WHAT IS NEEDED -
Determine how many lines of the entries that follow contain "豆神教育", and respond with that number alone.

Website and app data records -
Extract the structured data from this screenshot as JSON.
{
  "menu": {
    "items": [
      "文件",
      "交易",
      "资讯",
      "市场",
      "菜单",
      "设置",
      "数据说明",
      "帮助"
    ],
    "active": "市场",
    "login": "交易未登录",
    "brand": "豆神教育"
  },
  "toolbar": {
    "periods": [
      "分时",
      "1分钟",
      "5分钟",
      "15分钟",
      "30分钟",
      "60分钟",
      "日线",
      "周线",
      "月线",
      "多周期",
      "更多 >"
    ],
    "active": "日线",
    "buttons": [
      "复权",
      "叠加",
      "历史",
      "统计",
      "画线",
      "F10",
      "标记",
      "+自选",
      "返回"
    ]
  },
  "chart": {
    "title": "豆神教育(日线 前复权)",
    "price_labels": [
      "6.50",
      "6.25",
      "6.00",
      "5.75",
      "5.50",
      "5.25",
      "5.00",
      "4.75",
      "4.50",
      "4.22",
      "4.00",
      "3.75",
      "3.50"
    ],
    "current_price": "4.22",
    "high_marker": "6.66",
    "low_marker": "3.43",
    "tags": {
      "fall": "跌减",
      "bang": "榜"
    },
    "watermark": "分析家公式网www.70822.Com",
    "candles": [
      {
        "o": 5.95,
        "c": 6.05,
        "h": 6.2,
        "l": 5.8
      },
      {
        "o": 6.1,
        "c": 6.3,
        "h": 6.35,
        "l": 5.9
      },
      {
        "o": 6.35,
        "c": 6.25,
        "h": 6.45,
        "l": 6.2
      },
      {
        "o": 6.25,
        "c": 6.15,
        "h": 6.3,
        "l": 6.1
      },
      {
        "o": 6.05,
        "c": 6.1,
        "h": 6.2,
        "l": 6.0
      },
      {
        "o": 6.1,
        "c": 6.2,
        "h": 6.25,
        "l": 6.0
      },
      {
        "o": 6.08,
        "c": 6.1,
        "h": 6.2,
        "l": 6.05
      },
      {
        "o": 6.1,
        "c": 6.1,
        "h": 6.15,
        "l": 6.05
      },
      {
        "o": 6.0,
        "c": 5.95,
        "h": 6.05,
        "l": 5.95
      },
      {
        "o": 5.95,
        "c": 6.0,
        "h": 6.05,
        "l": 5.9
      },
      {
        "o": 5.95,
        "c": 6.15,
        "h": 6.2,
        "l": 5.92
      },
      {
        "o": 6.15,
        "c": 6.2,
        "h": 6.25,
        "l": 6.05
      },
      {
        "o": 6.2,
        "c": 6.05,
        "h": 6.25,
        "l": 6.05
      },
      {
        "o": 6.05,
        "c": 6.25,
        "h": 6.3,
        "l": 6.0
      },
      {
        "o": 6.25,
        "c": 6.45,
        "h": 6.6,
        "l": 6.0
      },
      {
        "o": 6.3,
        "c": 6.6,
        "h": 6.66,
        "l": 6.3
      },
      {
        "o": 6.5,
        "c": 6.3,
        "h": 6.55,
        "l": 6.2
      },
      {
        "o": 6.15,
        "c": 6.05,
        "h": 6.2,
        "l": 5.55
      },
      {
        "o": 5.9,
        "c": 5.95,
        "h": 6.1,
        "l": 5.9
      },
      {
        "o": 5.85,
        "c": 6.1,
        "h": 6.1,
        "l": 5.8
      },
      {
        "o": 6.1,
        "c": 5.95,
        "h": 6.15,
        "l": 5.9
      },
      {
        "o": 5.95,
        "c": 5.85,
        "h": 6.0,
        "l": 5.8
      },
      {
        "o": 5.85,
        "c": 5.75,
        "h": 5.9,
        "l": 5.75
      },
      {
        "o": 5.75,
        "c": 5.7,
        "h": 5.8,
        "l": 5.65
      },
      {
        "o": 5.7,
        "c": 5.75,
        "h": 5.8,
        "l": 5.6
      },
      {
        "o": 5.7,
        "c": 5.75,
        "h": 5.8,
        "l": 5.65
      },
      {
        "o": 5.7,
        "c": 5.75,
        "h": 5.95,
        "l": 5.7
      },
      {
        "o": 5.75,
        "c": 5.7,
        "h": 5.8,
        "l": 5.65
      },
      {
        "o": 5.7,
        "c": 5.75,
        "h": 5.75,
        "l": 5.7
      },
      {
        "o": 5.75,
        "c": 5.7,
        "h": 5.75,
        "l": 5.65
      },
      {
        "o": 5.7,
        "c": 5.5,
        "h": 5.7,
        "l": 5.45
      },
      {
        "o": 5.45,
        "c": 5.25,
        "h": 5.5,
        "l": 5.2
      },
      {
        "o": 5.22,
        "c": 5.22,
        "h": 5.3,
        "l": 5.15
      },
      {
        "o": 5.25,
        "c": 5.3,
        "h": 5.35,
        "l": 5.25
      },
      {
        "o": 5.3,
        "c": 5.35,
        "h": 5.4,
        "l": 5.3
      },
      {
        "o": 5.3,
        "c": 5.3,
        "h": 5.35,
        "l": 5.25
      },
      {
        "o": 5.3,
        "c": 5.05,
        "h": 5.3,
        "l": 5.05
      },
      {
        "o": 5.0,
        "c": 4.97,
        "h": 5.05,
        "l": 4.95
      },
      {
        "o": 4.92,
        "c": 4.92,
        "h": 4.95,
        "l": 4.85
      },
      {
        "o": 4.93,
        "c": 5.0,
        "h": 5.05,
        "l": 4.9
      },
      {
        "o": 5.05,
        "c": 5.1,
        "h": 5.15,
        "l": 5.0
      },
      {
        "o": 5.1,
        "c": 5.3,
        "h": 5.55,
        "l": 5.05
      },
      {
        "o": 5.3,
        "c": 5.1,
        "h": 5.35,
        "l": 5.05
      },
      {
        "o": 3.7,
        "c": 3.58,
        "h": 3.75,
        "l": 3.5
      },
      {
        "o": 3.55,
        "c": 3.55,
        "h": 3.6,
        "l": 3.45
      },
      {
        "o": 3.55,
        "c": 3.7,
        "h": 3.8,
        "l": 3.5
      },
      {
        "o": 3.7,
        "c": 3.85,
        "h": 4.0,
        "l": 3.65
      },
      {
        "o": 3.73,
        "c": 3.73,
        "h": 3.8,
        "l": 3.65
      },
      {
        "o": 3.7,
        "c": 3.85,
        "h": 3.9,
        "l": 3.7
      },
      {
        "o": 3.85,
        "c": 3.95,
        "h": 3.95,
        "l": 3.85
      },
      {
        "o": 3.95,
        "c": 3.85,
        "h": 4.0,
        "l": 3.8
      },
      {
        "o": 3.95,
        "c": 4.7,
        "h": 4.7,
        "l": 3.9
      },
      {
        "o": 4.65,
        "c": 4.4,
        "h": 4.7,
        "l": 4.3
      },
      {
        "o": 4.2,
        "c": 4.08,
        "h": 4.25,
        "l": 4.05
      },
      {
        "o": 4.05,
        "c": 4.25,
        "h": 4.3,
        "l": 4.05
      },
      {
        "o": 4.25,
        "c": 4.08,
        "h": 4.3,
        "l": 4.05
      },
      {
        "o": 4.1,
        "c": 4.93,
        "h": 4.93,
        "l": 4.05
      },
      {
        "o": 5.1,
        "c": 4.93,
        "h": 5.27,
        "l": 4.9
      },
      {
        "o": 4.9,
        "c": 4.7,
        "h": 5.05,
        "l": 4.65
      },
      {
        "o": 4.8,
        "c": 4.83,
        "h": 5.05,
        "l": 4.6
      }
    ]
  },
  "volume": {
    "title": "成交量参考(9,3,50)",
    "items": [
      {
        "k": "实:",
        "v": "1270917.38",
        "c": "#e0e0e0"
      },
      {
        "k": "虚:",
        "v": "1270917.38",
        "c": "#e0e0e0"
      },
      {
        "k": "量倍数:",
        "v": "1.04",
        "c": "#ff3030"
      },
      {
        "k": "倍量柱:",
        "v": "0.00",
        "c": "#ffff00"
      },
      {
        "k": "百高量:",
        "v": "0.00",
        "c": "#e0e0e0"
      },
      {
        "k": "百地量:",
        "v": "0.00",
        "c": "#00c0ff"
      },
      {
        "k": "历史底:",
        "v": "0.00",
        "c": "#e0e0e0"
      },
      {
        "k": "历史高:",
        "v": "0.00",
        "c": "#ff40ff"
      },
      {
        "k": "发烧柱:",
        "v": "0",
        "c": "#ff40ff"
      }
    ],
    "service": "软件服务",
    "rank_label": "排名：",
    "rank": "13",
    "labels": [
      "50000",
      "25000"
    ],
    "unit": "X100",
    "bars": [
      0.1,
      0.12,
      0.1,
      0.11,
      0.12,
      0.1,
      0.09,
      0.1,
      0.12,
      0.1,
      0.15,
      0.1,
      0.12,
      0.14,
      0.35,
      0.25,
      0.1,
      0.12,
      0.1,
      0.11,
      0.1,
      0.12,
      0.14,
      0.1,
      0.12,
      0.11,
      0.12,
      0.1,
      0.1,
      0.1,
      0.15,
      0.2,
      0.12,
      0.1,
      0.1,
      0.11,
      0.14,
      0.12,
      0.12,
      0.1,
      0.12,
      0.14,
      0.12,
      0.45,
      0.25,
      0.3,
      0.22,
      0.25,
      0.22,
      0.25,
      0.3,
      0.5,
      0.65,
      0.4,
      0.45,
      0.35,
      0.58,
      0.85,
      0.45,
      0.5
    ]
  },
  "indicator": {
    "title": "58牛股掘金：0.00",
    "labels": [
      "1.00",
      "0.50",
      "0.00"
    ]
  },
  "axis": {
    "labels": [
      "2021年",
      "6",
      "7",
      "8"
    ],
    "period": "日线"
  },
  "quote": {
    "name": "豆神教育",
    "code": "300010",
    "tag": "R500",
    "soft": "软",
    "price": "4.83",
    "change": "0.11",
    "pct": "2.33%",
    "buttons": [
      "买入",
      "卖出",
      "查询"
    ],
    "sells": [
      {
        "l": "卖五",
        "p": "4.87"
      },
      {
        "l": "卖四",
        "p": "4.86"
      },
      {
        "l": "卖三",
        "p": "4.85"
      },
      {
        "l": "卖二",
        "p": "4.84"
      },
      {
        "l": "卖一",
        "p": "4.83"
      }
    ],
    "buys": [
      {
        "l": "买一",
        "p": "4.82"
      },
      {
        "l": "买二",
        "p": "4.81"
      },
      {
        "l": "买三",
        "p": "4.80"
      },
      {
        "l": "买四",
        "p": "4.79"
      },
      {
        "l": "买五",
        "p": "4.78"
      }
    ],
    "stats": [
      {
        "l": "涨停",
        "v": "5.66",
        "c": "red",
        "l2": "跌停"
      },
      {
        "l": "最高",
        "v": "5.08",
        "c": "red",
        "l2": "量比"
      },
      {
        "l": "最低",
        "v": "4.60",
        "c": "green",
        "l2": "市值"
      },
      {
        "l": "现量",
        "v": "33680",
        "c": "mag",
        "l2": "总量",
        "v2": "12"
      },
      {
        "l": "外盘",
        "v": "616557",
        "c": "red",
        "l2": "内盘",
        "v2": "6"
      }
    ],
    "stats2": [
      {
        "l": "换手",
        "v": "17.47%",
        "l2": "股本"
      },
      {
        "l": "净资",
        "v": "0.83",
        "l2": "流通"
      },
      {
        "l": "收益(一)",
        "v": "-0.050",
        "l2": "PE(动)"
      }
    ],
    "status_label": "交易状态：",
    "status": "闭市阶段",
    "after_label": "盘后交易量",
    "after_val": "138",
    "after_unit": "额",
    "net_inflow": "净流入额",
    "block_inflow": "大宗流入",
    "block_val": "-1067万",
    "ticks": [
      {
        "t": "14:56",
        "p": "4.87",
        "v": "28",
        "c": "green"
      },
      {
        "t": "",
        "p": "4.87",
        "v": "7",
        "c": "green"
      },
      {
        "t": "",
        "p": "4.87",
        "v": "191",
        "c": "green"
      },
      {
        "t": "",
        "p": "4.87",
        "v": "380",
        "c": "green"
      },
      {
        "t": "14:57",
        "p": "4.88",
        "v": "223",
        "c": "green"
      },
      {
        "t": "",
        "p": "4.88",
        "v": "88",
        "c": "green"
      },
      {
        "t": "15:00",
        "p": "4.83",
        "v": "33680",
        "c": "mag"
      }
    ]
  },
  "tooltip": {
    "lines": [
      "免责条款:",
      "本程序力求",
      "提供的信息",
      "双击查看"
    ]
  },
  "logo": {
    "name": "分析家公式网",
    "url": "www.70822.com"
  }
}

OUTPUT OF THE EXERCISE -
3